→ **Records from a collection**
• • •

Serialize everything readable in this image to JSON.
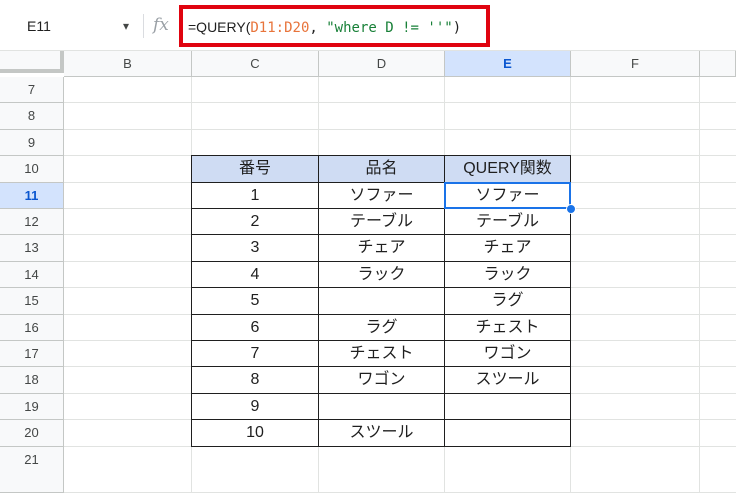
{
  "formula_bar": {
    "name_box": "E11",
    "chevron_icon": "▾",
    "fx_icon": "fx",
    "formula": {
      "prefix": "=QUERY(",
      "range": "D11:D20",
      "sep": ", ",
      "string": "\"where D != ''\"",
      "suffix": ")"
    }
  },
  "colors": {
    "highlight_border": "#e0030f",
    "table_header_fill": "#cfdcf3",
    "active_cell": "#1a73e8",
    "range_token": "#e8743b",
    "string_token": "#188038"
  },
  "columns": [
    "B",
    "C",
    "D",
    "E",
    "F"
  ],
  "selected_column": "E",
  "rows": [
    "7",
    "8",
    "9",
    "10",
    "11",
    "12",
    "13",
    "14",
    "15",
    "16",
    "17",
    "18",
    "19",
    "20",
    "21"
  ],
  "selected_row": "11",
  "table": {
    "headers": [
      "番号",
      "品名",
      "QUERY関数"
    ],
    "body": [
      [
        "1",
        "ソファー",
        "ソファー"
      ],
      [
        "2",
        "テーブル",
        "テーブル"
      ],
      [
        "3",
        "チェア",
        "チェア"
      ],
      [
        "4",
        "ラック",
        "ラック"
      ],
      [
        "5",
        "",
        "ラグ"
      ],
      [
        "6",
        "ラグ",
        "チェスト"
      ],
      [
        "7",
        "チェスト",
        "ワゴン"
      ],
      [
        "8",
        "ワゴン",
        "スツール"
      ],
      [
        "9",
        "",
        ""
      ],
      [
        "10",
        "スツール",
        ""
      ]
    ]
  }
}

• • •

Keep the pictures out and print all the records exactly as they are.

→ **Task solution**
Serialize everything readable in this image to JSON.
{
  "formula_bar": {
    "name_box": "E11",
    "chevron_icon": "▾",
    "fx_icon": "fx",
    "formula": {
      "prefix": "=QUERY(",
      "range": "D11:D20",
      "sep": ", ",
      "string": "\"where D != ''\"",
      "suffix": ")"
    }
  },
  "colors": {
    "highlight_border": "#e0030f",
    "table_header_fill": "#cfdcf3",
    "active_cell": "#1a73e8",
    "range_token": "#e8743b",
    "string_token": "#188038"
  },
  "columns": [
    "B",
    "C",
    "D",
    "E",
    "F"
  ],
  "selected_column": "E",
  "rows": [
    "7",
    "8",
    "9",
    "10",
    "11",
    "12",
    "13",
    "14",
    "15",
    "16",
    "17",
    "18",
    "19",
    "20",
    "21"
  ],
  "selected_row": "11",
  "table": {
    "headers": [
      "番号",
      "品名",
      "QUERY関数"
    ],
    "body": [
      [
        "1",
        "ソファー",
        "ソファー"
      ],
      [
        "2",
        "テーブル",
        "テーブル"
      ],
      [
        "3",
        "チェア",
        "チェア"
      ],
      [
        "4",
        "ラック",
        "ラック"
      ],
      [
        "5",
        "",
        "ラグ"
      ],
      [
        "6",
        "ラグ",
        "チェスト"
      ],
      [
        "7",
        "チェスト",
        "ワゴン"
      ],
      [
        "8",
        "ワゴン",
        "スツール"
      ],
      [
        "9",
        "",
        ""
      ],
      [
        "10",
        "スツール",
        ""
      ]
    ]
  }
}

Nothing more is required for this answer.